- Linas Vepstas on Learning Language…
- Blessed Unrest by Paul Hawken
- FRONTLINE Doc, In the Age of AI
D. Eric Smith received the Bachelor of Science in Physics and Mathematics from the California Institute of Technology in 1987, and a Ph.D. in Physics from The University of Texas at Austin in 1993, with a dissertation on problems in string theory and high-temperature superconductivity. From 1993 to 2000 he worked in physical, nonlinear, and statistical acoustics at the Applied Research Labs: U. T. Austin, and at the Los Alamos National Laboratory. From 2000 he has worked at the Santa Fe Institute on problems of self-organization in thermal, chemical, and biological systems. A focus of his current work is the statistical mechanics of the transition from the geochemistry of the early earth to the first levels of biological organization, with some emphasis on the emergence of the metabolic network.
Multi-talented thinker & creator John Koza & Jim start by talking about what led him to create secure lottery ticket tech early in his career. They then go on to talk about how he got interested in genetic algorithms, his pioneering work in genetic programming, how powerful it is, and some of its stand-out applications. Lastly, John tells Jim what led him to create the National Popular Vote bill, how it works, its current state support, how it addresses the prisoner’s dilemma, the role partisanship plays, responses to common concerns about the bill, and more.

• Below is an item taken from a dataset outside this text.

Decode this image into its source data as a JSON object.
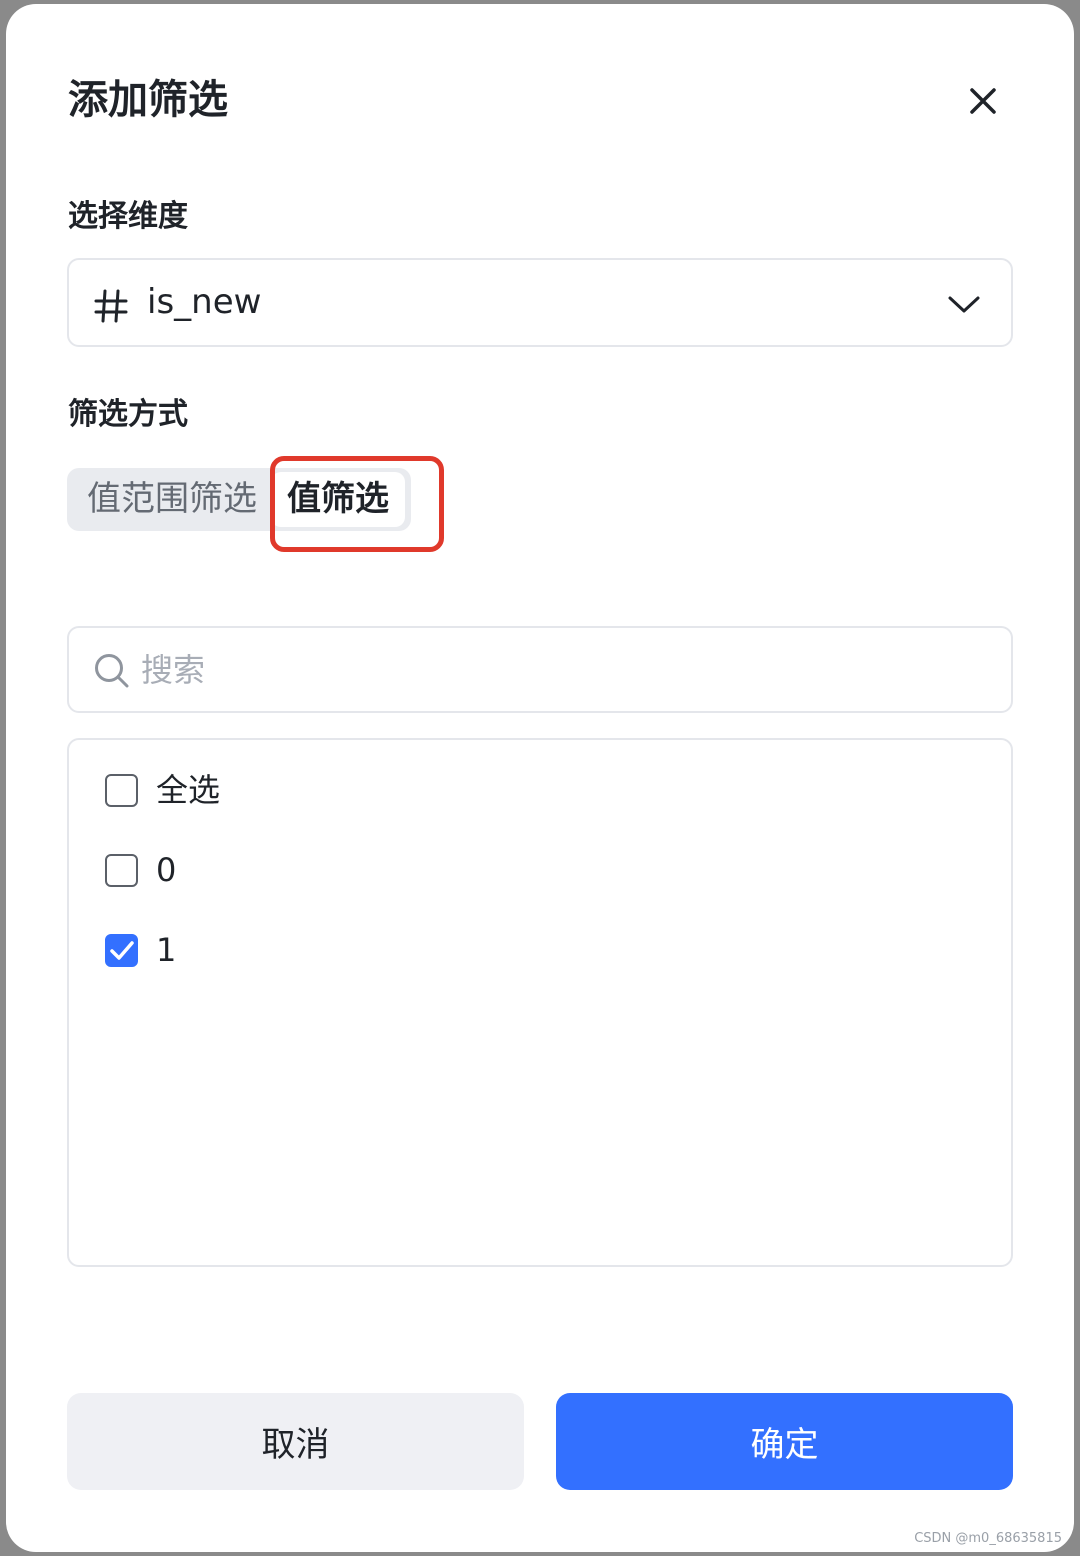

Mentions & Recommendations
- John’s book, Genetic Programming
- Human-Competitive Awards
- National Popular Vote
- Every Vote Equal Book
- Answering Myths Page
John R. Koza is Chair of National Popular Vote and a member of the Board of Directors. He received his Ph.D. in computer science from the University of Michigan in 1972. He published a board game involving Electoral College strategy in 1966. From 1973 through 1987, he was co-founder, chairman, and CEO of Scientific Games Inc. where he co-invented the rub-off instant lottery ticket used by state lotteries. In the 1980s, he and attorney Barry Fadem were active in promoting adoption of lotteries by various states through the citizen-initiative process and state legislative action. Between 1988 and 2003, he taught a course on genetic algorithms and genetic programming at Stanford University, where he was a consulting professor. He is lead author of the book Every Vote Equal: A State-Based Plan for Electing the President by National Popular Vote and originator of the National Popular Vote legislation. Koza has visited 29 states on behalf of National Popular Vote.